Given enough of a straight and a whiff of tail wind, the new engine will take the bike to an indicated 85mph in its sixth and final gear. Crucially, it will hold motorway speeds and despite passing several heavy goods vehicles on our route the MT suffered from little wind buffeting. Low power aside, the engine is a peach and with Yamaha quality and reliability on your side you're unlikely to suffer the heartache of electrical gremlins and bad fuelling that some Duke 125 owners go through.

And it doesn't just excel in the twisties either. City riding is a breeze with its upright riding position and generous steering lock, 25 degrees to be precise, allowing you to squeeze through narrow gaps in traffic or perform fast and manageable U-turns.

Despite the 80 mile test route and lots of redlining, only one of six fuel bars on the new digital dash went out. The tank on the MT has been reshaped from the YZF-R125 but holds the same 11.5L, giving it a 'best scenario' maximum range of over 280 miles. 

And I would happily travel that sort of distance on it too. The MT is lavished in smart features like a suede finish on both the rider's and pillion seat, a stylish instrument cluster that separates useful information into three visible sections, and an LED headlight which glows in bright contrast to the MT's slightly odd 'Rise Up Your Dark Side' slogan.

I find it slightly disappointing that only matt colours are available, even if they do look good. The red, grey and race blue all look smart on the 125 but so would the wide array of gloss colours that are available on the MT-07. Also not as up to par as the rest of the bike is the finish on the tank near the fuel cap.
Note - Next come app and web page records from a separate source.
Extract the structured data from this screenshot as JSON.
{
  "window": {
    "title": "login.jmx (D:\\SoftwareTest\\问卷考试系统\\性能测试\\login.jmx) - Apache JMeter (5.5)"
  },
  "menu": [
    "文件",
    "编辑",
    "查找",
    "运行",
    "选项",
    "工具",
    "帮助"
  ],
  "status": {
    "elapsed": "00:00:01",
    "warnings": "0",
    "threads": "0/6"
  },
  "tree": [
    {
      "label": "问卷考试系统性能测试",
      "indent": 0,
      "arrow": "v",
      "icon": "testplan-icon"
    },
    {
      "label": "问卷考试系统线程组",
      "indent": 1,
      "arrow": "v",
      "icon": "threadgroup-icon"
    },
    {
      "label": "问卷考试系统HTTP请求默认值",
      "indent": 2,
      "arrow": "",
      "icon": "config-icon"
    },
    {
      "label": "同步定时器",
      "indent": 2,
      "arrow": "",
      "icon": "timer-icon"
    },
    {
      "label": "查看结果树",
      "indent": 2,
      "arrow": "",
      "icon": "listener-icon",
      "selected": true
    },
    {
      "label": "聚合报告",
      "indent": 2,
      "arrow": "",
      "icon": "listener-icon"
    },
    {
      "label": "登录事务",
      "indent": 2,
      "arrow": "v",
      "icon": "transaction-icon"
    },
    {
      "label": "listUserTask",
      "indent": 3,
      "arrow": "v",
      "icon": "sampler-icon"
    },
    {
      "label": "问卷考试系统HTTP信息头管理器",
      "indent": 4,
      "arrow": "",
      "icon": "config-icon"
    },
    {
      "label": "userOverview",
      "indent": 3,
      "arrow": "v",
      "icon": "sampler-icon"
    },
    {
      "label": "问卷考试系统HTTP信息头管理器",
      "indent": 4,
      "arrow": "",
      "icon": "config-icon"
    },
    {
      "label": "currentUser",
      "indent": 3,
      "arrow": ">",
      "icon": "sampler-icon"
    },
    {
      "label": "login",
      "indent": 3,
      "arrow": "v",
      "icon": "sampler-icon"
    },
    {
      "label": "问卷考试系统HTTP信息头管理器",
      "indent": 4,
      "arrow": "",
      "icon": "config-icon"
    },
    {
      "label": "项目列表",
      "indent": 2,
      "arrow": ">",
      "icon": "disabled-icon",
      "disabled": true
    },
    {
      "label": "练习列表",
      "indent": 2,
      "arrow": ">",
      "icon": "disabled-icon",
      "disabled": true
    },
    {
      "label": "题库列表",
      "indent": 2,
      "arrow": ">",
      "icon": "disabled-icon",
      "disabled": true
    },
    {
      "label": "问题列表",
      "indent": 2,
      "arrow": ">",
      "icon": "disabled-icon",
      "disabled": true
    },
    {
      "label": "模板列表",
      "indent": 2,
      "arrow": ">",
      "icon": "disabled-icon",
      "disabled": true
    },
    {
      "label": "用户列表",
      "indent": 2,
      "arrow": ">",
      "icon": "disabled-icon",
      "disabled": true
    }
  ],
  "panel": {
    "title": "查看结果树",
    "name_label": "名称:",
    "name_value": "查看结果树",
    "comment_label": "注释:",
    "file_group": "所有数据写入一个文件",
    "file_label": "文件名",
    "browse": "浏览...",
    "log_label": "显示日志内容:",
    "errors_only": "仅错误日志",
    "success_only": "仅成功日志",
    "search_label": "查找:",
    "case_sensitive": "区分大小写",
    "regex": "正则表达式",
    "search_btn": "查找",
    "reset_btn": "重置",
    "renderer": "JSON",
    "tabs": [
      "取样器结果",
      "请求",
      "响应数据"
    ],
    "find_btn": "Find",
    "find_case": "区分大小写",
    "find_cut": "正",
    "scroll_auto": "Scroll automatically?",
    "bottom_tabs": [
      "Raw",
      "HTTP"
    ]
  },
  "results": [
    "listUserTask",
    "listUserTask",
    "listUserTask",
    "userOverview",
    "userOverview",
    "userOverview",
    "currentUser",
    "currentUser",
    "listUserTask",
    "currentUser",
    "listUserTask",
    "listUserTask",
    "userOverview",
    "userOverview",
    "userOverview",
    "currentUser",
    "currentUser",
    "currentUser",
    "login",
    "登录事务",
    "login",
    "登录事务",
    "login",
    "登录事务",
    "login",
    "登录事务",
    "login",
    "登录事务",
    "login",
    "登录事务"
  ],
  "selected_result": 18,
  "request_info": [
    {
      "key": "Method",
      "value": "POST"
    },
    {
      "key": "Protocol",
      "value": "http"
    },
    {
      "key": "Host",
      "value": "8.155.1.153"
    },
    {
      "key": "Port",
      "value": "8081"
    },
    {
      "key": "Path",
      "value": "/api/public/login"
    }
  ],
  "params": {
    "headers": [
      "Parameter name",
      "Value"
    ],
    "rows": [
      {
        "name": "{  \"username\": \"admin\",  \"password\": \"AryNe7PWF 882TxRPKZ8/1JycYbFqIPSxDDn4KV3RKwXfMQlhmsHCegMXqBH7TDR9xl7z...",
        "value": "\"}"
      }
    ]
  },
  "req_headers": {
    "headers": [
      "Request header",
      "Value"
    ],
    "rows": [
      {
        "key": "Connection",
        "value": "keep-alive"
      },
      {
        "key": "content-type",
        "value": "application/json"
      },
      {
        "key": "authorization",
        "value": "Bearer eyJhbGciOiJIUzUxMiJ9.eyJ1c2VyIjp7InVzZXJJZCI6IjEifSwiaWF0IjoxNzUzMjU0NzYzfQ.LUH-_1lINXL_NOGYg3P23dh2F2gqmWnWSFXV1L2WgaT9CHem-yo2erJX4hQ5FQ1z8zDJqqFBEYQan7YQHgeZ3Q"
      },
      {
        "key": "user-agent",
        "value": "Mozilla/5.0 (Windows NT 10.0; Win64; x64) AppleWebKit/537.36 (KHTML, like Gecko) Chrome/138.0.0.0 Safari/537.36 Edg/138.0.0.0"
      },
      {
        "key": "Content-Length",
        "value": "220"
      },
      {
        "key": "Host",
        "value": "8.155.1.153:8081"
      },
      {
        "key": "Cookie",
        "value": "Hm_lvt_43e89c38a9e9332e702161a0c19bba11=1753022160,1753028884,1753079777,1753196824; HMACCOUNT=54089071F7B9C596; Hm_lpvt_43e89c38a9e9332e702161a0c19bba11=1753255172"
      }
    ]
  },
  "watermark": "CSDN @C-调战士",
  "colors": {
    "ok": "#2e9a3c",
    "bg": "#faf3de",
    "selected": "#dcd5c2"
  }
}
Neither sit flush with one another, leaving a large gap in front of the filler cap and giving off the impression that one of the two was an afterthought.

Still, the MT remains a quality-feeling bike and with some of the press bikes being fitted with aftermarket extras such as bark busters, crash bungs, a fly screen, and a hugely improved exhaust note from the titanium Akrapovic slip-on, youngsters and experienced riders alike have the option of customising their bike even further.

With 17-year-old A1 licence holders restricted to 125cc bikes for at least two years, it's arguably now more important than ever for manufacturers to create exciting motorcycles to inspire the younger generation to get on and ride. And from what I've just swung my leg over, Yamaha has nailed that criteria on the head.

Model tested: 2014 Yamaha MT-125

Price: TBC (under £4,000)

Power: 15hp

Wet weight: 138kg

Seat height: 810mm

Availability: August